| PROBLEM DETAILS |
What is needed is an exact copy of all the entries below.

┌─ DATA EXCERPTS

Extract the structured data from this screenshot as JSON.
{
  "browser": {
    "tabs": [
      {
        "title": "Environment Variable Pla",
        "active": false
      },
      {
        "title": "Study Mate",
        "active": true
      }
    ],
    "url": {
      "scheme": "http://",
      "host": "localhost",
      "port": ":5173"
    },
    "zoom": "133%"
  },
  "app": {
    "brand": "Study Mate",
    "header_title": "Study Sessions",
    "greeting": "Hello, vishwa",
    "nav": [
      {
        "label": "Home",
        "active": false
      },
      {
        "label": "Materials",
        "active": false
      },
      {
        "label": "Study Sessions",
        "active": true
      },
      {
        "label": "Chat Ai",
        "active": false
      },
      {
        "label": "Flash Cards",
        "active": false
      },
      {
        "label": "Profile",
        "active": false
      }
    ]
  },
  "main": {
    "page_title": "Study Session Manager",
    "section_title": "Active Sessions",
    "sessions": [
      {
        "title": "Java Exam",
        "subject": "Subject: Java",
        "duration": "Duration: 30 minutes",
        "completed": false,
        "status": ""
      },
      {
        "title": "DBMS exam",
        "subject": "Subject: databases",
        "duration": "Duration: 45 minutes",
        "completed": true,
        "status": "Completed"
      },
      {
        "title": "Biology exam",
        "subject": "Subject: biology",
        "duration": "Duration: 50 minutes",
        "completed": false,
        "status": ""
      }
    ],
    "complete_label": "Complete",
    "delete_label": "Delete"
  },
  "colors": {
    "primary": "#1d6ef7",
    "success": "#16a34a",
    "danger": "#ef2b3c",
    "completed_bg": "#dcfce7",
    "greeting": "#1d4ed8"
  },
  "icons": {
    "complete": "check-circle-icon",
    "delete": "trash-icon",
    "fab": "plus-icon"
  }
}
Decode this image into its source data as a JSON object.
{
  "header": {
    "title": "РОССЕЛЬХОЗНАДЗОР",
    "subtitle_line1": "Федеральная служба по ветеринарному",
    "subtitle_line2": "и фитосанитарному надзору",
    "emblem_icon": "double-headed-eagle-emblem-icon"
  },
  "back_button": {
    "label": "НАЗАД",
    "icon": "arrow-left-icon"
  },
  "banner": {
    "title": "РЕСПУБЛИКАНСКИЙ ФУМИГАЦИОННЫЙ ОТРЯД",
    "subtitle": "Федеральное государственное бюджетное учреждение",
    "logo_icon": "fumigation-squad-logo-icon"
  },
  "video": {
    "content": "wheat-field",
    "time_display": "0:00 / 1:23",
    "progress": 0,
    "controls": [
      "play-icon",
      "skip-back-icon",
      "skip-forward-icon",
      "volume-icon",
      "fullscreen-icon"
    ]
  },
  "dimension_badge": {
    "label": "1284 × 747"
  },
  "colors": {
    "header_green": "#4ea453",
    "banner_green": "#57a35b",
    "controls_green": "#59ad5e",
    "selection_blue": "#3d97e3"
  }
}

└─

| ANSWER BOX |
Extract the structured data from this screenshot as JSON.
{
  "browser": {
    "tabs": [
      {
        "title": "Environment Variable Pla",
        "active": false
      },
      {
        "title": "Study Mate",
        "active": true
      }
    ],
    "url": {
      "scheme": "http://",
      "host": "localhost",
      "port": ":5173"
    },
    "zoom": "133%"
  },
  "app": {
    "brand": "Study Mate",
    "header_title": "Study Sessions",
    "greeting": "Hello, vishwa",
    "nav": [
      {
        "label": "Home",
        "active": false
      },
      {
        "label": "Materials",
        "active": false
      },
      {
        "label": "Study Sessions",
        "active": true
      },
      {
        "label": "Chat Ai",
        "active": false
      },
      {
        "label": "Flash Cards",
        "active": false
      },
      {
        "label": "Profile",
        "active": false
      }
    ]
  },
  "main": {
    "page_title": "Study Session Manager",
    "section_title": "Active Sessions",
    "sessions": [
      {
        "title": "Java Exam",
        "subject": "Subject: Java",
        "duration": "Duration: 30 minutes",
        "completed": false,
        "status": ""
      },
      {
        "title": "DBMS exam",
        "subject": "Subject: databases",
        "duration": "Duration: 45 minutes",
        "completed": true,
        "status": "Completed"
      },
      {
        "title": "Biology exam",
        "subject": "Subject: biology",
        "duration": "Duration: 50 minutes",
        "completed": false,
        "status": ""
      }
    ],
    "complete_label": "Complete",
    "delete_label": "Delete"
  },
  "colors": {
    "primary": "#1d6ef7",
    "success": "#16a34a",
    "danger": "#ef2b3c",
    "completed_bg": "#dcfce7",
    "greeting": "#1d4ed8"
  },
  "icons": {
    "complete": "check-circle-icon",
    "delete": "trash-icon",
    "fab": "plus-icon"
  }
}
Decode this image into its source data as a JSON object.
{
  "header": {
    "title": "РОССЕЛЬХОЗНАДЗОР",
    "subtitle_line1": "Федеральная служба по ветеринарному",
    "subtitle_line2": "и фитосанитарному надзору",
    "emblem_icon": "double-headed-eagle-emblem-icon"
  },
  "back_button": {
    "label": "НАЗАД",
    "icon": "arrow-left-icon"
  },
  "banner": {
    "title": "РЕСПУБЛИКАНСКИЙ ФУМИГАЦИОННЫЙ ОТРЯД",
    "subtitle": "Федеральное государственное бюджетное учреждение",
    "logo_icon": "fumigation-squad-logo-icon"
  },
  "video": {
    "content": "wheat-field",
    "time_display": "0:00 / 1:23",
    "progress": 0,
    "controls": [
      "play-icon",
      "skip-back-icon",
      "skip-forward-icon",
      "volume-icon",
      "fullscreen-icon"
    ]
  },
  "dimension_badge": {
    "label": "1284 × 747"
  },
  "colors": {
    "header_green": "#4ea453",
    "banner_green": "#57a35b",
    "controls_green": "#59ad5e",
    "selection_blue": "#3d97e3"
  }
}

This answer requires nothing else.